Integration is a social activity
JohnArwe 120000CAW7 Visits (1205)
It's been the better part of a year since IBM began working with the World Wide Web Consortium (W3C, in our acronym-centric world) to standardize some very basic patterns we think are broadly useful when dealing with read-write linked data. These are patterns most people would recognize at a glance:

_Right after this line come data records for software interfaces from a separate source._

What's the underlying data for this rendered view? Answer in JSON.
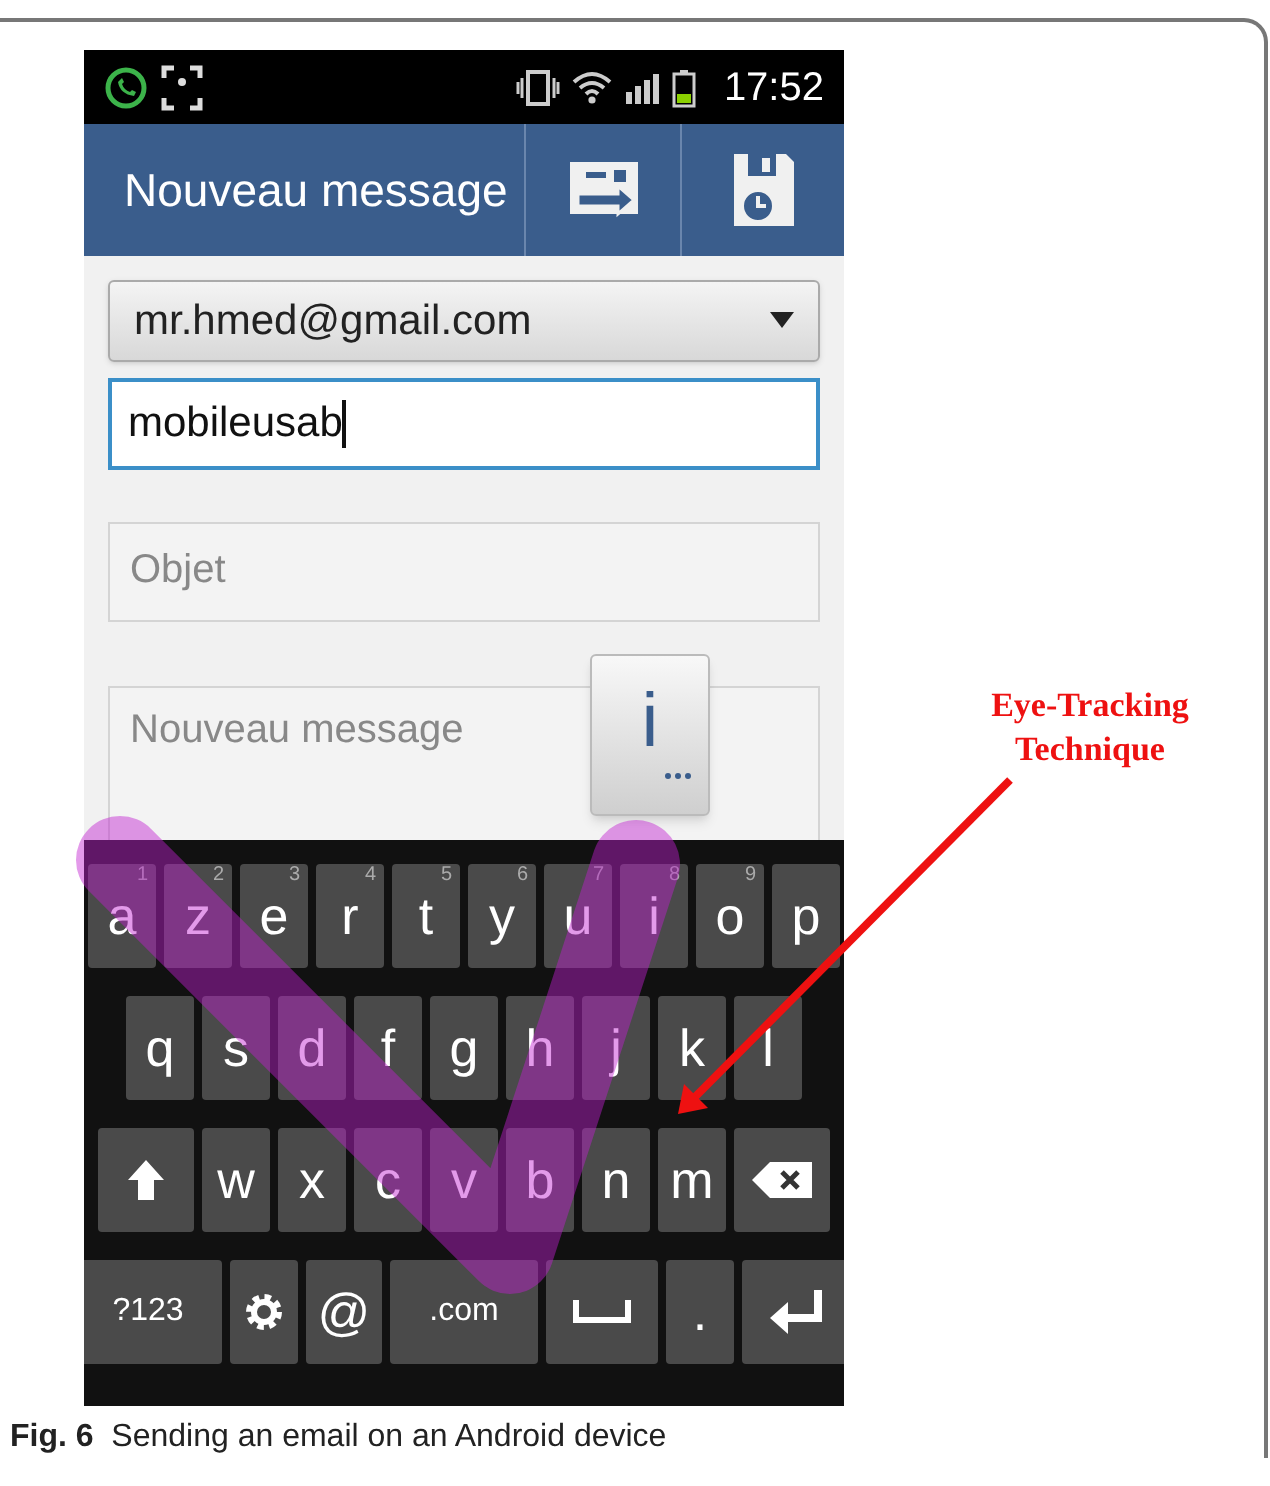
{
  "status_bar": {
    "time": "17:52"
  },
  "action_bar": {
    "title": "Nouveau message"
  },
  "form": {
    "account": "mr.hmed@gmail.com",
    "to": {
      "value": "mobileusab",
      "focused": true
    },
    "subject": {
      "placeholder": "Objet"
    },
    "body": {
      "placeholder": "Nouveau message"
    }
  },
  "key_popup": {
    "label": "i"
  },
  "keyboard": {
    "rows": [
      {
        "keys": [
          {
            "kind": "char",
            "label": "a",
            "hint": "1"
          },
          {
            "kind": "char",
            "label": "z",
            "hint": "2"
          },
          {
            "kind": "char",
            "label": "e",
            "hint": "3"
          },
          {
            "kind": "char",
            "label": "r",
            "hint": "4"
          },
          {
            "kind": "char",
            "label": "t",
            "hint": "5"
          },
          {
            "kind": "char",
            "label": "y",
            "hint": "6"
          },
          {
            "kind": "char",
            "label": "u",
            "hint": "7"
          },
          {
            "kind": "char",
            "label": "i",
            "hint": "8"
          },
          {
            "kind": "char",
            "label": "o",
            "hint": "9"
          },
          {
            "kind": "char",
            "label": "p"
          }
        ]
      },
      {
        "keys": [
          {
            "kind": "char",
            "label": "q"
          },
          {
            "kind": "char",
            "label": "s"
          },
          {
            "kind": "char",
            "label": "d"
          },
          {
            "kind": "char",
            "label": "f"
          },
          {
            "kind": "char",
            "label": "g"
          },
          {
            "kind": "char",
            "label": "h"
          },
          {
            "kind": "char",
            "label": "j"
          },
          {
            "kind": "char",
            "label": "k"
          },
          {
            "kind": "char",
            "label": "l"
          }
        ]
      },
      {
        "keys": [
          {
            "kind": "shift"
          },
          {
            "kind": "char",
            "label": "w"
          },
          {
            "kind": "char",
            "label": "x"
          },
          {
            "kind": "char",
            "label": "c"
          },
          {
            "kind": "char",
            "label": "v"
          },
          {
            "kind": "char",
            "label": "b"
          },
          {
            "kind": "char",
            "label": "n"
          },
          {
            "kind": "char",
            "label": "m"
          },
          {
            "kind": "backspace"
          }
        ]
      },
      {
        "keys": [
          {
            "kind": "wide",
            "label": "?123"
          },
          {
            "kind": "settings"
          },
          {
            "kind": "char",
            "label": "@"
          },
          {
            "kind": "wide",
            "label": ".com"
          },
          {
            "kind": "space"
          },
          {
            "kind": "char",
            "label": "."
          },
          {
            "kind": "enter"
          }
        ]
      }
    ]
  },
  "annotation": {
    "label": "Eye-Tracking Technique"
  },
  "caption": "**Fig. 6**  Sending an email on an Android device"
}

We're not waiting, though. You'll see these patterns, often. Math geeks, you'll see them used recursively (what a deal!). You'll find that once you learn one, you already have a leg up learning the next one. You'll see this in the Jazz for Service Management Provider and Resource Registries (think of them as a yellow pages of product capabilities and as an index of IT resources, respectively). You'll see them in product betas like Tivoli Monitoring (ITM) for performance monitoring and Tivoli Application Discovery and Dependency Manager (TADDM) for configuration discovery and change history...not an exhaustive list, of course. You'll see them in open specifications we have (and continue to) draft in the Open Services for Lifecycle Collaboration (OSLC) community - as with the W3C, we'd like you to come join and participate. People and organizations participate differently based on their roles and needs -- some focus on the scenarios, others on drafting specifications to address the scenarios and then on implementations of them. That's OK. Everyone has something to contribute.
What you'll find is that like riffing on a melody, you can take those basic patterns and do some pretty incredible things with them (for any die-hard skeptics, I refer you to Mozart's variations on "Twinkle Twinkle Little Star"). Over time as we get further along you'll see other posts here on some of the basics we built on, like REST and Linked Data, in addition to OSLC and Jazz for Service Management.
For now, I'll leave you with some bedtime viewing/reading - with separate areas for technical and non-technical audiences. And yes, there may be a quiz next time.